Ordinary Russians are largely opposed to any military action in Syria. But that doesn’t mean they’re indifferent to the plight of people there. Parishioners up and down the country have been collecting money to send to troubled Syrians. In the past few months Russian churchgoers have sent $1.3 million to Syria.
They’ve dispatched the money to a Greek Orthodox church in Damascus, which will buy Syrians basic goods like food, clothes, and mattresses.
The collection started when Patriarch Kirill, the head of the Orthodox Church in Russia, called upon Russian Christians to donate cash in June.
Since then Russians in churches as far away as Vladivostok and Murmansk have given money to be sent to Syria.
Vasily Rulinsky is from the Orthodox church’s charitable projects department in Moscow.
“It all started when a message from the Patriarch Kirill was read out in all the Orthodox churches in Russia. It was read out on 25 June, 2013. And in this message the Patriarch described the situation in Syria, described the needs of the people and called for anyone who is not indifferent to the suffering of our brothers to donate in order to help our brothers in Syria and other countries of the Middle East where they are forced at the moment to live as refugees.
“There is a need for humanitarian aid – food, items for basic hygiene, and everything that is needed on the ground. The representatives of the [Greek Orthodox] Church of Antioch [in Damascus] have asked us to send help in the form of financial transfer because it is very difficult to send humanitarian aid from Russia to Syria, as there are all sorts of bureaucratic and customs issues. So it was decided to send money.”
Vasily Rulinsky says that Russians have been deeply moved by the conflict in Syria.
“People were saying that they were ready to donate even before the Patriarch’s message. Indeed, many hearts were touched by the tragedy of the Syrian people.
“There are many people in Russia who are not indifferent to the tragedies in other countries and their people.
“So I think the Patriarch’s message served as a very important signal to all those who are eager to help others regardless of where they are, because this can be really quite far away. I think that many people were ready to help anyway, but Patriarch’s message played a very important role in helping us collect such a significant sum.”

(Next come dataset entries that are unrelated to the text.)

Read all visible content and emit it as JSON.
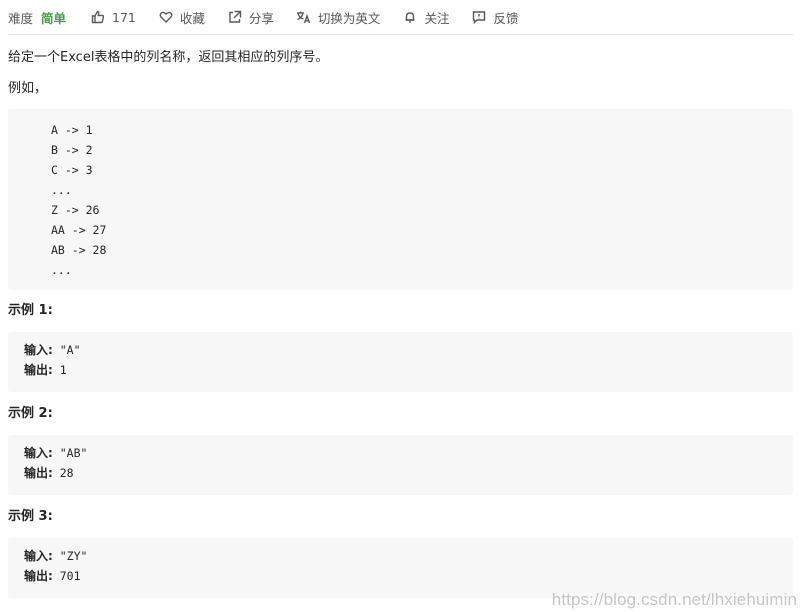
{
  "toolbar": {
    "difficulty_label": "难度",
    "difficulty_value": "简单",
    "difficulty_color": "#43a047",
    "like_count": "171",
    "favorite_label": "收藏",
    "share_label": "分享",
    "translate_label": "切换为英文",
    "follow_label": "关注",
    "feedback_label": "反馈",
    "icons": [
      "thumbs-up-icon",
      "heart-icon",
      "share-icon",
      "translate-icon",
      "bell-icon",
      "feedback-icon"
    ]
  },
  "problem": {
    "description": "给定一个Excel表格中的列名称，返回其相应的列序号。",
    "example_intro": "例如，",
    "mapping_lines": [
      "A -> 1",
      "B -> 2",
      "C -> 3",
      "...",
      "Z -> 26",
      "AA -> 27",
      "AB -> 28",
      "..."
    ]
  },
  "examples": [
    {
      "heading": "示例 1:",
      "input_label": "输入:",
      "input_value": " \"A\"",
      "output_label": "输出:",
      "output_value": " 1"
    },
    {
      "heading": "示例 2:",
      "input_label": "输入:",
      "input_value": " \"AB\"",
      "output_label": "输出:",
      "output_value": " 28"
    },
    {
      "heading": "示例 3:",
      "input_label": "输入:",
      "input_value": " \"ZY\"",
      "output_label": "输出:",
      "output_value": " 701"
    }
  ],
  "watermark": "https://blog.csdn.net/lhxiehuimin"
}
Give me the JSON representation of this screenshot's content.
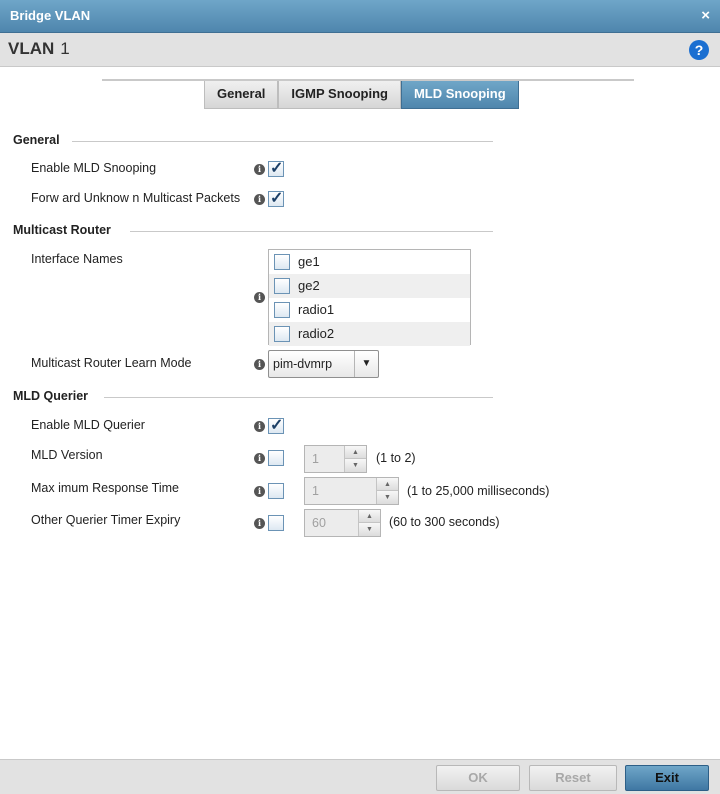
{
  "window": {
    "title": "Bridge VLAN",
    "close_glyph": "×"
  },
  "header": {
    "vlan_label": "VLAN",
    "vlan_id": "1",
    "help_glyph": "?"
  },
  "tabs": [
    {
      "label": "General",
      "active": false
    },
    {
      "label": "IGMP Snooping",
      "active": false
    },
    {
      "label": "MLD Snooping",
      "active": true
    }
  ],
  "general": {
    "heading": "General",
    "enable_mld_snooping": {
      "label": "Enable MLD Snooping",
      "checked": true
    },
    "forward_unknown": {
      "label": "Forw ard Unknow n Multicast Packets",
      "checked": true
    }
  },
  "multicast_router": {
    "heading": "Multicast Router",
    "interface_names_label": "Interface Names",
    "interfaces": [
      {
        "name": "ge1",
        "checked": false
      },
      {
        "name": "ge2",
        "checked": false
      },
      {
        "name": "radio1",
        "checked": false
      },
      {
        "name": "radio2",
        "checked": false
      }
    ],
    "learn_mode_label": "Multicast Router Learn Mode",
    "learn_mode_value": "pim-dvmrp"
  },
  "mld_querier": {
    "heading": "MLD Querier",
    "enable_querier": {
      "label": "Enable MLD Querier",
      "checked": true
    },
    "version": {
      "label": "MLD Version",
      "value": "1",
      "range": "(1 to 2)",
      "checked": false
    },
    "max_response": {
      "label": "Max imum Response Time",
      "value": "1",
      "range": "(1 to 25,000 milliseconds)",
      "checked": false
    },
    "other_querier": {
      "label": "Other Querier Timer Expiry",
      "value": "60",
      "range": "(60 to 300 seconds)",
      "checked": false
    }
  },
  "footer": {
    "ok_label": "OK",
    "reset_label": "Reset",
    "exit_label": "Exit"
  },
  "icons": {
    "info": "info-icon",
    "check": "checkmark-icon",
    "help": "help-icon",
    "close": "close-icon"
  },
  "colors": {
    "accent": "#5a8fb6",
    "help_blue": "#1b6fd1",
    "panel_gray": "#e2e2e2"
  }
}
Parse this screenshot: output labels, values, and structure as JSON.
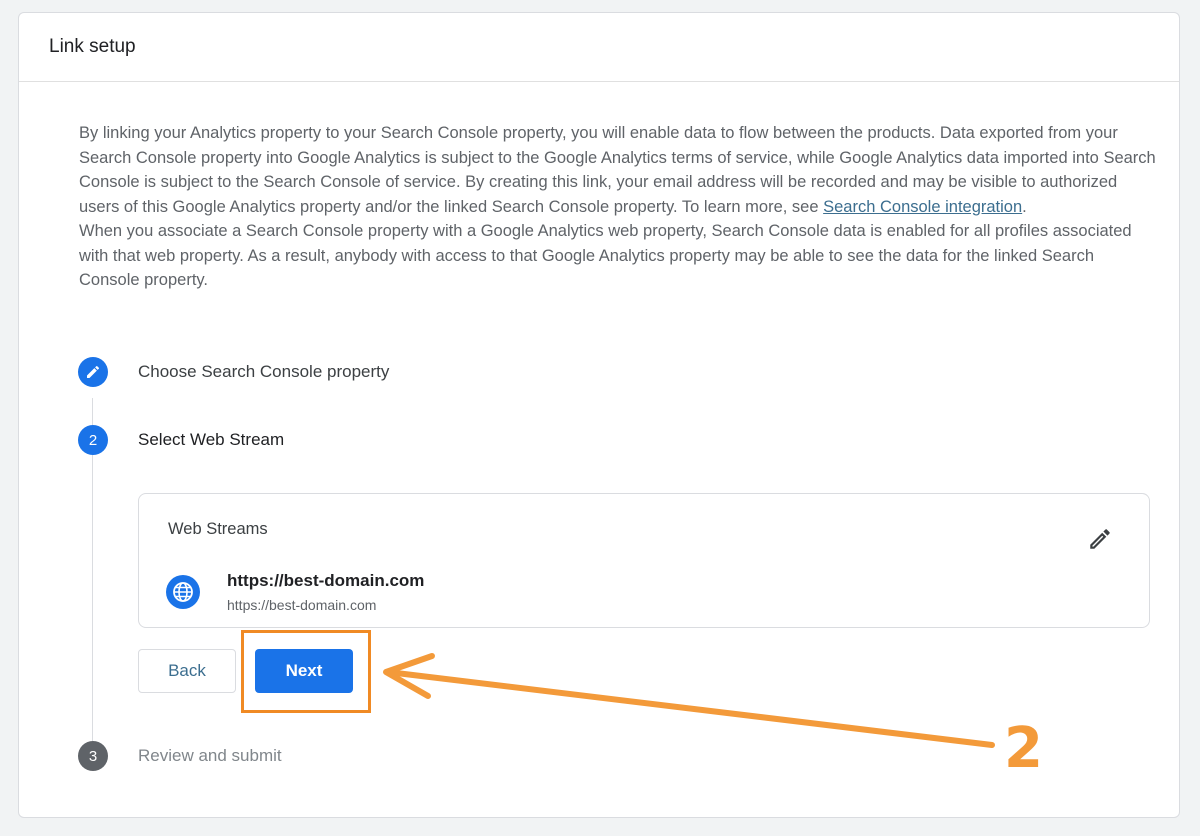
{
  "header": {
    "title": "Link setup"
  },
  "description": {
    "para1": "By linking your Analytics property to your Search Console property, you will enable data to flow between the products. Data exported from your Search Console property into Google Analytics is subject to the Google Analytics terms of service, while Google Analytics data imported into Search Console is subject to the Search Console of service. By creating this link, your email address will be recorded and may be visible to authorized users of this Google Analytics property and/or the linked Search Console property. To learn more, see ",
    "link": "Search Console integration",
    "para1_end": ".",
    "para2": "When you associate a Search Console property with a Google Analytics web property, Search Console data is enabled for all profiles associated with that web property. As a result, anybody with access to that Google Analytics property may be able to see the data for the linked Search Console property."
  },
  "steps": [
    {
      "number": "",
      "icon": "pencil-icon",
      "label": "Choose Search Console property"
    },
    {
      "number": "2",
      "label": "Select Web Stream"
    },
    {
      "number": "3",
      "label": "Review and submit"
    }
  ],
  "web_streams": {
    "title": "Web Streams",
    "url": "https://best-domain.com",
    "url_sub": "https://best-domain.com",
    "icon": "globe-icon",
    "edit_icon": "pencil-icon"
  },
  "buttons": {
    "back": "Back",
    "next": "Next"
  },
  "annotation": {
    "number": "2",
    "color": "#f08a24"
  },
  "colors": {
    "accent": "#1a73e8",
    "muted": "#5f6368"
  }
}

One of the priests collecting donations is Father Alexander Diaghilev whose church is just outside St Petersburg.
Father Alexander turned to the Bible to explain to his parishioners why they should help the Syrians.
“So I told them St Paul collected money for Christians in Jerusalem. He collected money. He collected it in Corinth, although Corinth was in the far-off territory of Greece, quite far from Palestine.
“I gave people the same reason now: probably you don’t know these people in Syria, but these are our brothers and sisters who are suffering.”
Father Alexander says that Russia’s recent experiences of war mean that its people are acutely familiar with the suffering of those living through conflict.
“We have passed through great persecutions and World War II not so many years ago, so many of us remember what that is, or our parents remember how it was. And so we have to help those people who are suffering nowadays.”
He has collected for other causes abroad before, such as the Fukushima nuclear accident in 2011.
“Some people at that time came to me and said, we have too many problems in Russia, why should we collect money for Japan, which is not such a poor country?
“I explained that maybe Japan will survive, and they will find money to restore everything, but people need help right now. That’s why we need to support them right now. Later, the government will maybe organise something, and so on.
“There’s the same situation now with Syria, but now people are already now that it’s usual for me to suggest they take part in donating [money].”
Father Alexander and Vasily Rulinsky say it’s possible that they will ask Russian churchgoers to donate to a further appeal for Syria in the future.
Source: The Voice of Russia